About this task: In the data below, work out how many lines include the string "kind". Only the number should be given.

Element data from apps and pages:
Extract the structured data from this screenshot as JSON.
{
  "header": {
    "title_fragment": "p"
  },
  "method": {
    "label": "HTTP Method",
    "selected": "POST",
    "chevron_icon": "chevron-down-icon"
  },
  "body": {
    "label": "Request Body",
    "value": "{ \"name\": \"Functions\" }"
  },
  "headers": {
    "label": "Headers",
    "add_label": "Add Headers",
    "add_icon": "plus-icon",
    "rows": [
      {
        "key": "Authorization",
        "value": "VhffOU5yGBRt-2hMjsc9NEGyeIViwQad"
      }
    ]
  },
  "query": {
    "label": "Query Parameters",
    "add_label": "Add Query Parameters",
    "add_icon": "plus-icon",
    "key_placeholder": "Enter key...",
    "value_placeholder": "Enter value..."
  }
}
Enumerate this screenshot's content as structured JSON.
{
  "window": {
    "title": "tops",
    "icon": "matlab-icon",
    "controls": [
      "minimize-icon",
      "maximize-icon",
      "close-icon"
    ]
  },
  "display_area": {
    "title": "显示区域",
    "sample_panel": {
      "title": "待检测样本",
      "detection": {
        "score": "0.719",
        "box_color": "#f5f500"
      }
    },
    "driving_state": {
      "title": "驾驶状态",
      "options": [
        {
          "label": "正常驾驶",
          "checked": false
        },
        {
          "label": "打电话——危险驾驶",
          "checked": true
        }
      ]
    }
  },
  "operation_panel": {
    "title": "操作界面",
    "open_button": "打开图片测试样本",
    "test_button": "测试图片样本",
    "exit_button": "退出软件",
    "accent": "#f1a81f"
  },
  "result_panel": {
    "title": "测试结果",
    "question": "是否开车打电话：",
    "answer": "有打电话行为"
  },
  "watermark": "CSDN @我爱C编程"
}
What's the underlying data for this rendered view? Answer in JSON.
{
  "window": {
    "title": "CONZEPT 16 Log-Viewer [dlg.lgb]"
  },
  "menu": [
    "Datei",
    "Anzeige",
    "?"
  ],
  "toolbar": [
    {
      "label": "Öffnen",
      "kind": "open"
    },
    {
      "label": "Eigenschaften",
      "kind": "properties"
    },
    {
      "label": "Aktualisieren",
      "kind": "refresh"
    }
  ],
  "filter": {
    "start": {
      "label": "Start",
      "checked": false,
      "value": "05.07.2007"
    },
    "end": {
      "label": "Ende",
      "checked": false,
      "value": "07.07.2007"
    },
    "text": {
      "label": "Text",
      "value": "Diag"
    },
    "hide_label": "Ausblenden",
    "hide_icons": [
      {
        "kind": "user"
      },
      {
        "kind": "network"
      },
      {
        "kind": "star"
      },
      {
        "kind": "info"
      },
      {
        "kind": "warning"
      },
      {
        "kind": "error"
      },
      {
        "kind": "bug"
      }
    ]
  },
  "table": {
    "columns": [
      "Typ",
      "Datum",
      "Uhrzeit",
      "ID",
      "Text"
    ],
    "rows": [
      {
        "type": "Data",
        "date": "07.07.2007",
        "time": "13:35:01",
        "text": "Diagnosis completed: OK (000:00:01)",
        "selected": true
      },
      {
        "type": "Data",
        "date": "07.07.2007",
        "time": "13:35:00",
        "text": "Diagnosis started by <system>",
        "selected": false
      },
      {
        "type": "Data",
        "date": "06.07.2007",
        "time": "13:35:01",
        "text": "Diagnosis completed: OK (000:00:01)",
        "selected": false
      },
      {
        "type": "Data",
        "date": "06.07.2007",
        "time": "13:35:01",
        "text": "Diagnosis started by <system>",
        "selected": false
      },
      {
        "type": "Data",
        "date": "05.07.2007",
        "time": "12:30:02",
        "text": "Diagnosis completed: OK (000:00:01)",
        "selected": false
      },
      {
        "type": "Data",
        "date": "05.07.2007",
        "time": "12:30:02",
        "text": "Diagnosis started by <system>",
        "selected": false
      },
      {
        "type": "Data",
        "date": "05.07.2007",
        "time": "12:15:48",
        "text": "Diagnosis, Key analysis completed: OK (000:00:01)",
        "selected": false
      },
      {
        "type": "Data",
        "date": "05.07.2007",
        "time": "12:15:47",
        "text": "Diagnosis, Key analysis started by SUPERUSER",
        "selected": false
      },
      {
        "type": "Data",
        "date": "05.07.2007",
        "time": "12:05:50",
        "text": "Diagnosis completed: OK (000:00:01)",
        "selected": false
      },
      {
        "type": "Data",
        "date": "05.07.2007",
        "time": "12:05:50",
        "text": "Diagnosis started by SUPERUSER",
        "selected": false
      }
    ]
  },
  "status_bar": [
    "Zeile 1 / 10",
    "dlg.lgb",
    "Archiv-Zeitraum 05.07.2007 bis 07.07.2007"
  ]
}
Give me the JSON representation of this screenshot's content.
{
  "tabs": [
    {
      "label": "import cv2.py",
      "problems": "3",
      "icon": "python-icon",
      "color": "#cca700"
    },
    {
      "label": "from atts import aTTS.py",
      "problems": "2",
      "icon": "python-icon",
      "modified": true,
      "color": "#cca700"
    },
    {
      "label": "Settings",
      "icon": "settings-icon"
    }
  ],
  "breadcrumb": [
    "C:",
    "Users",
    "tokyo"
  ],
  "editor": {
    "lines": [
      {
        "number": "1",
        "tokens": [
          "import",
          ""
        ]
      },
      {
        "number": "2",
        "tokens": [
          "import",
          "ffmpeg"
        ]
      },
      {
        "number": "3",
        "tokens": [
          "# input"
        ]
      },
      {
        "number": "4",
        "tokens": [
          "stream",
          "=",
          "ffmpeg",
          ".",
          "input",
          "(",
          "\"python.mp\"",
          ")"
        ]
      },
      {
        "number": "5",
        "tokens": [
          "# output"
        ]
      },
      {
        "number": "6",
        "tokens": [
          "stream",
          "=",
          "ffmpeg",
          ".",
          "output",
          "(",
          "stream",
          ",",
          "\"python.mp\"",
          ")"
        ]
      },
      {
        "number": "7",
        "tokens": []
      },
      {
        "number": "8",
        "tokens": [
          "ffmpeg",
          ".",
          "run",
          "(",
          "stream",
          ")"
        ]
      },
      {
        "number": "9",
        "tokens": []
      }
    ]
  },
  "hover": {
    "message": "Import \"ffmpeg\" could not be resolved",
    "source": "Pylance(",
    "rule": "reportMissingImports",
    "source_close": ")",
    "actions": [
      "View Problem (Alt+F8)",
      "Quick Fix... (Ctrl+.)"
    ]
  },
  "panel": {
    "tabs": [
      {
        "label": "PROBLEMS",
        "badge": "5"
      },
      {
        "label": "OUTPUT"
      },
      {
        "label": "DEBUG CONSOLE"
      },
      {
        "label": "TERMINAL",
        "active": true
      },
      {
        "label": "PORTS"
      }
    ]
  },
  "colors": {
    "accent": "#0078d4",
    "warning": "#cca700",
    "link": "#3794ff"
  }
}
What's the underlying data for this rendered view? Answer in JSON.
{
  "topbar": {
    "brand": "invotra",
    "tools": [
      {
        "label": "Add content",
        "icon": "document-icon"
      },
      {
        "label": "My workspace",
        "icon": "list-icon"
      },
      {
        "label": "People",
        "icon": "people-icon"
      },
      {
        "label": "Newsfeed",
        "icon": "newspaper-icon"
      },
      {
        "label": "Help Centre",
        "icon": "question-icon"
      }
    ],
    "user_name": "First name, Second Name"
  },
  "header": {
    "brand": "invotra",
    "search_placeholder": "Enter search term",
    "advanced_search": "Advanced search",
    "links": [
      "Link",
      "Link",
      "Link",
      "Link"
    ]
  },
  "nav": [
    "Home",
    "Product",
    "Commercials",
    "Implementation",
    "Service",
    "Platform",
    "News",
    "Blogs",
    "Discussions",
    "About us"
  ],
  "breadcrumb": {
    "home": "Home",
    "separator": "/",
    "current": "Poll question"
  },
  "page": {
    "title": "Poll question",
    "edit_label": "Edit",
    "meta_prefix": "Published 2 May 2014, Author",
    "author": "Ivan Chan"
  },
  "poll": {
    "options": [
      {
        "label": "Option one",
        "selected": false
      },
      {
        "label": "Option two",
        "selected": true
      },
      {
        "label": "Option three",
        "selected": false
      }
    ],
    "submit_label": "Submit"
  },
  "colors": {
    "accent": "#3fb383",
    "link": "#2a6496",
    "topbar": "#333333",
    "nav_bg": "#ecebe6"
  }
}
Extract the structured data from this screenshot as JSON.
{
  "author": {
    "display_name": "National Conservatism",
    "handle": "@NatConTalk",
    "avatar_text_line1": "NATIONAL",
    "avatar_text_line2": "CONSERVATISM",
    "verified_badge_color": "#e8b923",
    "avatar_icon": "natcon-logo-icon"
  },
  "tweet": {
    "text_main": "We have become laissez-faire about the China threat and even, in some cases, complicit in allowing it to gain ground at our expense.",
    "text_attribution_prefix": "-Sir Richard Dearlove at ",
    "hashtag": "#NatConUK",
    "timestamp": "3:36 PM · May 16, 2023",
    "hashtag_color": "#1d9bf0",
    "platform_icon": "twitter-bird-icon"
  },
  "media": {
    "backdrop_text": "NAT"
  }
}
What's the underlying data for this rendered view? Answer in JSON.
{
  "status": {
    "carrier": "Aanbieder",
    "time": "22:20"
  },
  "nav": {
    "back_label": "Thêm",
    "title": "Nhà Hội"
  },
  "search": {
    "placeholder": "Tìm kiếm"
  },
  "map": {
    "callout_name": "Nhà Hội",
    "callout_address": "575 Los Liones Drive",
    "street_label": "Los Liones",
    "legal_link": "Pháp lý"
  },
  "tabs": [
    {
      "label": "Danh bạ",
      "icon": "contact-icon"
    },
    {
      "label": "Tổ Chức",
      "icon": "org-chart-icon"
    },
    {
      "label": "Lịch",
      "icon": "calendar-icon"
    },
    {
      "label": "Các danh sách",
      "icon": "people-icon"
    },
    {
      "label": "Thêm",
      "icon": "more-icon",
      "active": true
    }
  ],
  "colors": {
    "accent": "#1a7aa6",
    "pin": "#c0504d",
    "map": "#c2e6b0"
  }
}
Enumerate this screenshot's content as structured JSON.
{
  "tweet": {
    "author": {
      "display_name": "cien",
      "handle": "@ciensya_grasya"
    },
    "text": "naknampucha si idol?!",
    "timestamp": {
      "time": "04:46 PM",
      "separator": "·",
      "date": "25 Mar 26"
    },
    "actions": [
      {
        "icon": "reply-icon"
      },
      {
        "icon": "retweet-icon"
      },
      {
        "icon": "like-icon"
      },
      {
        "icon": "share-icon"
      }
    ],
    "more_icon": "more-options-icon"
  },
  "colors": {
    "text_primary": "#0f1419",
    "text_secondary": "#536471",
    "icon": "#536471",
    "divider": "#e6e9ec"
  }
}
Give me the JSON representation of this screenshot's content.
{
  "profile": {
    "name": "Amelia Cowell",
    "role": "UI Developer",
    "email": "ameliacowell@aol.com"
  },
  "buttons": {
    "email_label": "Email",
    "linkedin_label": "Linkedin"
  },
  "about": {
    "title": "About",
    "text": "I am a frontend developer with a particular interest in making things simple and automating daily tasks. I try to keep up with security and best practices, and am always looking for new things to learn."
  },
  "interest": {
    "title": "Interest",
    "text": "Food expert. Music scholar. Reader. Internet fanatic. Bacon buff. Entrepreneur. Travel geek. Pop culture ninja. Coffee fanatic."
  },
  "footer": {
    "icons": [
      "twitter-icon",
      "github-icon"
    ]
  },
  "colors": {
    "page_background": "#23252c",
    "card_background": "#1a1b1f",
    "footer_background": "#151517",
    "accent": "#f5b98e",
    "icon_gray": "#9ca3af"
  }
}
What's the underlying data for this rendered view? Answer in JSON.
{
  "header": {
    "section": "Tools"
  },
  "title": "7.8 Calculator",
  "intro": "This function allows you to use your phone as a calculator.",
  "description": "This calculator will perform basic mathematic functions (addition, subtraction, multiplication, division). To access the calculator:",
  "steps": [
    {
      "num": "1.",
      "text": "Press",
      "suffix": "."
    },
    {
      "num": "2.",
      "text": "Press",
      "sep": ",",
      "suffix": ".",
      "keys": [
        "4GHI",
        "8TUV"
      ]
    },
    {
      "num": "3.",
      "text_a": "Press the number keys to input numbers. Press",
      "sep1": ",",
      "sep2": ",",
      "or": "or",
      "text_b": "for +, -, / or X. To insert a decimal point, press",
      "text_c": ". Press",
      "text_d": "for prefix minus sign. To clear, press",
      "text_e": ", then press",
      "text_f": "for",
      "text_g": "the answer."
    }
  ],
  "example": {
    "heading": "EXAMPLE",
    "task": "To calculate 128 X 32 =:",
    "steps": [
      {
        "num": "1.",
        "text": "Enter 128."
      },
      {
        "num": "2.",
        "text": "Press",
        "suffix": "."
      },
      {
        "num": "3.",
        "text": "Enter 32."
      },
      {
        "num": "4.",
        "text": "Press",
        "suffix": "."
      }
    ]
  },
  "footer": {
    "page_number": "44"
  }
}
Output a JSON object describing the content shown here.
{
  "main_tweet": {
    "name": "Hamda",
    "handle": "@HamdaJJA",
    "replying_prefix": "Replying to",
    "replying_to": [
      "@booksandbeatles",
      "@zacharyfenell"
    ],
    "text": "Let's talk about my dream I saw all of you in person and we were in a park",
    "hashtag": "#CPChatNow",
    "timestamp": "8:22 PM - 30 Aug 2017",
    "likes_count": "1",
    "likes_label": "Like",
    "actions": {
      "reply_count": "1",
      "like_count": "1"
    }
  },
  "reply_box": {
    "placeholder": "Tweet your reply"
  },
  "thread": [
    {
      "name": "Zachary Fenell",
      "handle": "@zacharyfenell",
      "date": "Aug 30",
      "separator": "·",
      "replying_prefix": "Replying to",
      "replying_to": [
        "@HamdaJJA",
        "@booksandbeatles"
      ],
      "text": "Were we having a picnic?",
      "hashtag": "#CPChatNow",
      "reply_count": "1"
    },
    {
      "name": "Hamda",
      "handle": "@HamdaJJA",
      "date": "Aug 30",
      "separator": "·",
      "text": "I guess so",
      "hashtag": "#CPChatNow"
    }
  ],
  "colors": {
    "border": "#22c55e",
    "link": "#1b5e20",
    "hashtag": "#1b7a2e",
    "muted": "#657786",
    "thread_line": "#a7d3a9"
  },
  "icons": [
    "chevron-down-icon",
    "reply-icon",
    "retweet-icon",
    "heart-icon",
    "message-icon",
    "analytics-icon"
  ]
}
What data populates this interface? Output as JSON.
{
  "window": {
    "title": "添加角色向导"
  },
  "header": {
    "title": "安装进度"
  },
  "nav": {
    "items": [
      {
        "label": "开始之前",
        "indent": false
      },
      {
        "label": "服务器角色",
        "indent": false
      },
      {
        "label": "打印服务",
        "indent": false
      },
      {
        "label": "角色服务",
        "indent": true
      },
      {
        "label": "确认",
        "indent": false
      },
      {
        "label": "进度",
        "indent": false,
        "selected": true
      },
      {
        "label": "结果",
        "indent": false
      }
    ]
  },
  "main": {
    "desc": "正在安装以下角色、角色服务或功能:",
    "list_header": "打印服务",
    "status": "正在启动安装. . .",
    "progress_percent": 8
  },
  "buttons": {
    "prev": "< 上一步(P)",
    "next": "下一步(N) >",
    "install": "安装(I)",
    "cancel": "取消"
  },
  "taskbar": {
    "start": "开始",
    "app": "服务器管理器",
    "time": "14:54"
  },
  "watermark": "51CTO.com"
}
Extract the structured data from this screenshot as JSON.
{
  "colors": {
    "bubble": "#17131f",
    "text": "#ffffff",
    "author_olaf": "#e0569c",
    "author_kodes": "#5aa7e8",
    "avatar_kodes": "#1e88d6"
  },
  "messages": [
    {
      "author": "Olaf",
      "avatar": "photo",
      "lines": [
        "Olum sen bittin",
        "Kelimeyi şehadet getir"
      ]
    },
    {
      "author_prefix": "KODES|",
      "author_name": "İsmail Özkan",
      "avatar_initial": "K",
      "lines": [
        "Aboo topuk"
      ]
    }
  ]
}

Exercise response: 10